Authoritarian dictates masquerade as democratic reality in this slow burn Indo-thriller, and a young man must decide if it is worth discarding his values and losing his peace of mind for an affluent life.
Screened as part of NZIFF 2023
Housekeeping in an opulent compound on the outskirts of a small Indonesian town, young Rakib (Kib) is surprised by the sudden return of the absent landlord. Retired military general, Purnawinata (Purna), returns home to run as a mayoral candidate, with Kib assuming the role of trusted assistant.
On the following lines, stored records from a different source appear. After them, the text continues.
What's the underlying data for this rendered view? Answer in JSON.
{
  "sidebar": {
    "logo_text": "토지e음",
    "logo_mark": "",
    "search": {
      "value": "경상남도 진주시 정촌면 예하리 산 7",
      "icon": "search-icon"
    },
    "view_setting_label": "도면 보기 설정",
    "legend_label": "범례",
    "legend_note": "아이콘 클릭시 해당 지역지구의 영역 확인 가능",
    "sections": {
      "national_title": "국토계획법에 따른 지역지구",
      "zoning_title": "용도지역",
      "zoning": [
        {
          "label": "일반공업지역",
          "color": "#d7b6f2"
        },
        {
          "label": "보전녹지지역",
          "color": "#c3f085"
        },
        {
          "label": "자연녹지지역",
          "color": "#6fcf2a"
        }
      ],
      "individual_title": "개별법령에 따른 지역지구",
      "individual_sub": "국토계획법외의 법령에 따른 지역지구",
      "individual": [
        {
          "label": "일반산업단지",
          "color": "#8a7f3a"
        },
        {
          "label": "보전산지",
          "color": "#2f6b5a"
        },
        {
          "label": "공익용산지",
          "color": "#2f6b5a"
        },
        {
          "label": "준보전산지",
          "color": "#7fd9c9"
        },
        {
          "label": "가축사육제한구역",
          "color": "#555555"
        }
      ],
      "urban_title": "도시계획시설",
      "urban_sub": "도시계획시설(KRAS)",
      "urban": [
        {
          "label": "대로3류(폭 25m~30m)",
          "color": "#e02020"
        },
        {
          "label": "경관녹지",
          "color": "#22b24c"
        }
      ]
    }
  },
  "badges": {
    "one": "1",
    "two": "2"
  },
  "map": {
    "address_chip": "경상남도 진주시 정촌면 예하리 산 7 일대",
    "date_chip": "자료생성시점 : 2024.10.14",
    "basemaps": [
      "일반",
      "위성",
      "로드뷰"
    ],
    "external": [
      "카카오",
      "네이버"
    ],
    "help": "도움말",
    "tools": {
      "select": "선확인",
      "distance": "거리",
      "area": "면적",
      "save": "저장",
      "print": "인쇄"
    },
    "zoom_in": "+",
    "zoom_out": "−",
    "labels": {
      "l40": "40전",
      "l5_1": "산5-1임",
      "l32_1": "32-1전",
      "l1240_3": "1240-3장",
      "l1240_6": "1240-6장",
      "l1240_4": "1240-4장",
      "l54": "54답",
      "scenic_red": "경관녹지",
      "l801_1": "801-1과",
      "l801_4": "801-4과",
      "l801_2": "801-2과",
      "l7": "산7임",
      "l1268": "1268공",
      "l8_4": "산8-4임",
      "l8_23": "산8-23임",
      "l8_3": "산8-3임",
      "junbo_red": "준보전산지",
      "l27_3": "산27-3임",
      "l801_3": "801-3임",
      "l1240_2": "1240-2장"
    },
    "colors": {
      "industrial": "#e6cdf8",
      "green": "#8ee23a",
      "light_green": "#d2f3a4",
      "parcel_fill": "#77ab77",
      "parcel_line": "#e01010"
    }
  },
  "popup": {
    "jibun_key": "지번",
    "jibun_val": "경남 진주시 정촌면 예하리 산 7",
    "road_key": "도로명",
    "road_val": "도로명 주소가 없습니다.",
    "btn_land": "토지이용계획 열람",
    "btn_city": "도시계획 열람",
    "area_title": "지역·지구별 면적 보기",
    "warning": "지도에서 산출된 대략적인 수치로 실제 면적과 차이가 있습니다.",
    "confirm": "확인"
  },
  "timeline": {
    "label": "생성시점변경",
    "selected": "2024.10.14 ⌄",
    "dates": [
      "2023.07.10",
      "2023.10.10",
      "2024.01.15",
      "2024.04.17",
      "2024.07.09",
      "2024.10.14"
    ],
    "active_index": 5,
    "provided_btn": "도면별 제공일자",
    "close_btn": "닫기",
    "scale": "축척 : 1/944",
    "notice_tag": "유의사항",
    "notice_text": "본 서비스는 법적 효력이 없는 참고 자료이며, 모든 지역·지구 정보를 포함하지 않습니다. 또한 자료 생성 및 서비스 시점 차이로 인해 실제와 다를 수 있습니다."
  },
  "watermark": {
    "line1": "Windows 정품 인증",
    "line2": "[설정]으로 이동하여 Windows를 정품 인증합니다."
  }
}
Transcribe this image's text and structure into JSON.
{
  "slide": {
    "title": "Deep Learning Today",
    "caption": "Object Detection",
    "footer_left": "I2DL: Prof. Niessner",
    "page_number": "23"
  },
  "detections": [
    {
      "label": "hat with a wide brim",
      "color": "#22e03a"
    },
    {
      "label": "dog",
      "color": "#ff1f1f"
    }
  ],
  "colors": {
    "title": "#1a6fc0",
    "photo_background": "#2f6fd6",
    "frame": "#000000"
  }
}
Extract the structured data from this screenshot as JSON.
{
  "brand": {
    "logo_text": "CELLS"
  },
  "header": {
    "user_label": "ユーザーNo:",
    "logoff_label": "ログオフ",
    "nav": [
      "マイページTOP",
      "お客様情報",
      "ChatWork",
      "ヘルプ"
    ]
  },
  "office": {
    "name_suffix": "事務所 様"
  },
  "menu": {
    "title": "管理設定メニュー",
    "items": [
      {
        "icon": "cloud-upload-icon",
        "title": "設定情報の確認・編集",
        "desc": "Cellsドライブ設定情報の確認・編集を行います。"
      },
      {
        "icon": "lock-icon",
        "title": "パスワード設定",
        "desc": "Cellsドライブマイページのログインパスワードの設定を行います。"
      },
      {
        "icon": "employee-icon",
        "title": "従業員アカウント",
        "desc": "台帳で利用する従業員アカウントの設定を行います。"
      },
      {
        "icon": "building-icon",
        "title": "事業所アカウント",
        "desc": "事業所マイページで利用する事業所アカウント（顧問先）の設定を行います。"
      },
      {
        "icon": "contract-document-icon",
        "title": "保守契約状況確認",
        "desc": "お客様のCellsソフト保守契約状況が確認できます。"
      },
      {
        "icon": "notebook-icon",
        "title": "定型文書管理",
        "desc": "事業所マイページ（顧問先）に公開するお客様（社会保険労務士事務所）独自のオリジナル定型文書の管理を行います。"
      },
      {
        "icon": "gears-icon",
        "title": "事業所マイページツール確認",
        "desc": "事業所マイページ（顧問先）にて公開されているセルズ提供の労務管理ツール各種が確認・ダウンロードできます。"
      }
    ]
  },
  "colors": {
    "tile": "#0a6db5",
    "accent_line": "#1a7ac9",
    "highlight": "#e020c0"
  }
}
The pair begin to form a surrogate father-son bond, but is “the general” really the father figure Kib is hoping for?
Purna‘s veneer of beneficence quickly recedes when his reputation is threatened and Kib witnesses a disturbing side to his would-be benefactor. Those Purna names “friend” are reminded in no uncertain terms the cost of that friendship, and Kib realises that his privileged position is no different. Unquestioning obedience is expected, personal unease swept aside; Kib is left questioning the choices he is willing to live with. Inventive cinematography underscores themes of pretence and complicity in this tense morality tale. Visual obfuscation, via shots composed through windows, fences, tree branches, or using mirrors or mirrored surfaces, enhance a sense of psychological disconnection. Writer-director Makbul Mubarak obliquely critiques the violent history of his homeland, and the abuses of power at its centre, seeing Autobiography earn a FIPRESCI prize at the 2022 Venice Film Festival. — Jacob Powell
“In this age of autofiction and the fashionability of personal memoirs, Mubarak beckons us to see the concept of “autobiography” in a more abstract sense. This is a tense, downbeat quasi-thriller, obsessed with atmospherically grimy bilateral compositions filmed through reflective surfaces, such as fungus-caked plexiglass windows. It feels like a dream that Indonesia, haunted by its past, is having about itself—a “national” autobiography—with its erstwhile fascist political structure eerily reflected in its central power dynamic between a regional mayor, General Purna, and his young enforcer.” — David Katz, Cineuropa